"But you know, we were lucky we ended up moving on and had a great finale to that season. Being there was a lot different than the Game 7 my first year when I was in Boston when we lost to Montreal. That rivalry was at its height when we were playing there and I'm just happy to have been a part of it. Doesn't matter what side you're on really. I mean, I'm a Bruin in those days but either side you just had to enjoy the rivalry."

And of course there would've been no Stanley Cup victory without former Bruins head coach Claude Julien, and Thornton reflected on how much of an influence Julien had on that 2011 team throughout the entire season.

"I remember Lake Placid the most. We were going to Lake Placid to hide but when you go to Lake Placid there's nowhere to hide so all the media knew we were going there and it ended up being a bigger fishbowl," Thornton said. "But, Claude [Julien] was amazing at the one game at a time or the one period at a time. Like we don't have to win four straight guys. We don't even have to win the next two games, we just have to win the next period and then take it from there.

"I think our team really adopted that. He should also send Recchi and Horton some of his paychecks that he's still getting because he wouldn't be getting those sheets in Montreal if it wasn't for us winning that game. We were there for a lot of years together and he definitely had a calming influence when it came to those situations and our leadership group in the room too was huge for us."

After defeating Montreal in seven games, the B's went on to sweep the Philadelphia Flyers in the semifinals, crush the Tampa Bay Lightning's hopes in the conference finals, and well, we all know what happened in the Stanley Cup Final. 

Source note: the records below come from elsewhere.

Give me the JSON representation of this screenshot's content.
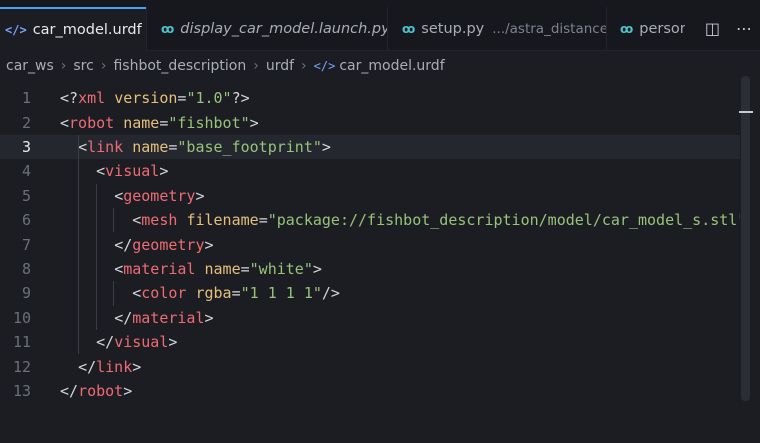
{
  "tabs": [
    {
      "label": "car_model.urdf",
      "icon": "xml-file-icon",
      "active": true
    },
    {
      "label": "display_car_model.launch.py",
      "icon": "python-file-icon",
      "italic": true
    },
    {
      "label": "setup.py",
      "description": ".../astra_distance",
      "icon": "python-file-icon"
    },
    {
      "label": "person_",
      "icon": "python-file-icon"
    }
  ],
  "tab_close_glyph": "×",
  "tab_actions": {
    "split_glyph": "◫",
    "more_glyph": "⋯"
  },
  "breadcrumb": [
    "car_ws",
    "src",
    "fishbot_description",
    "urdf",
    "car_model.urdf"
  ],
  "breadcrumb_sep": "›",
  "editor": {
    "current_line": 3,
    "lines": [
      "<?xml version=\"1.0\"?>",
      "<robot name=\"fishbot\">",
      "  <link name=\"base_footprint\">",
      "    <visual>",
      "      <geometry>",
      "        <mesh filename=\"package://fishbot_description/model/car_model_s.stl\" sca",
      "      </geometry>",
      "      <material name=\"white\">",
      "        <color rgba=\"1 1 1 1\"/>",
      "      </material>",
      "    </visual>",
      "  </link>",
      "</robot>"
    ]
  },
  "colors": {
    "accent": "#3fa3ff",
    "tag": "#ef6b73",
    "attr": "#e5c07b",
    "string": "#98c379"
  }
}
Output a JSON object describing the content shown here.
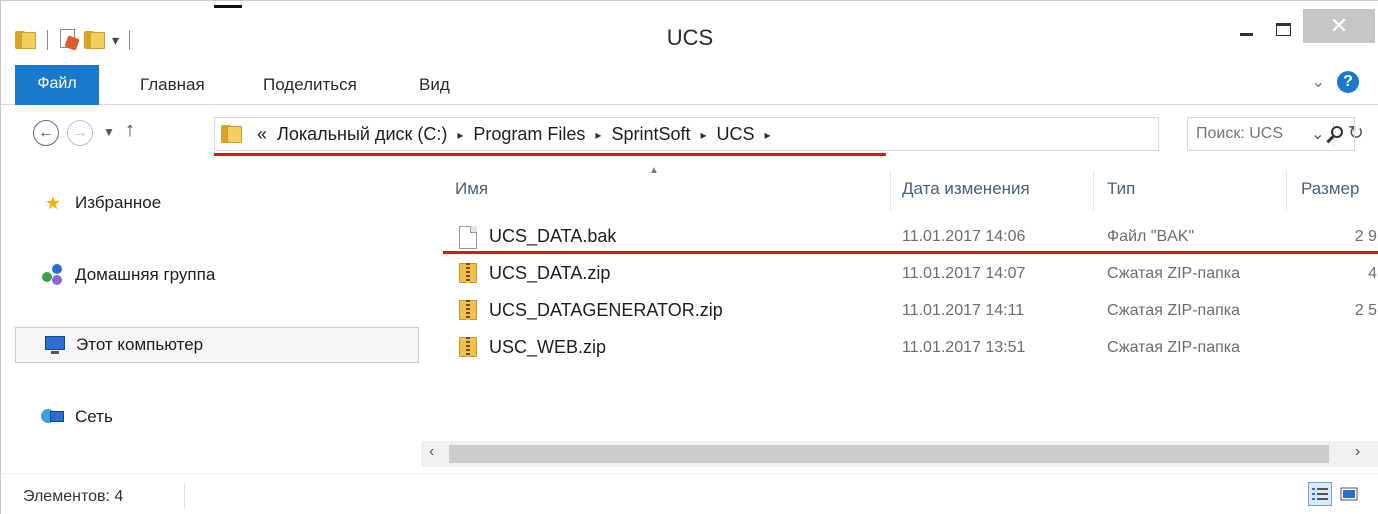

That team was something special, and the only members from that squad still with the Bruins are Zdeno Chara, Patrice Bergeron, David Krejci, Brad Marchand and Tuukka Rask. 

If one thing's for sure, those four guys will need to become leaders in the 2020 playoffs, provided they happen, and help Boston avenge its 2019 finals loss to the St. Louis Blues. 

You can watch the full interview below or by clicking here.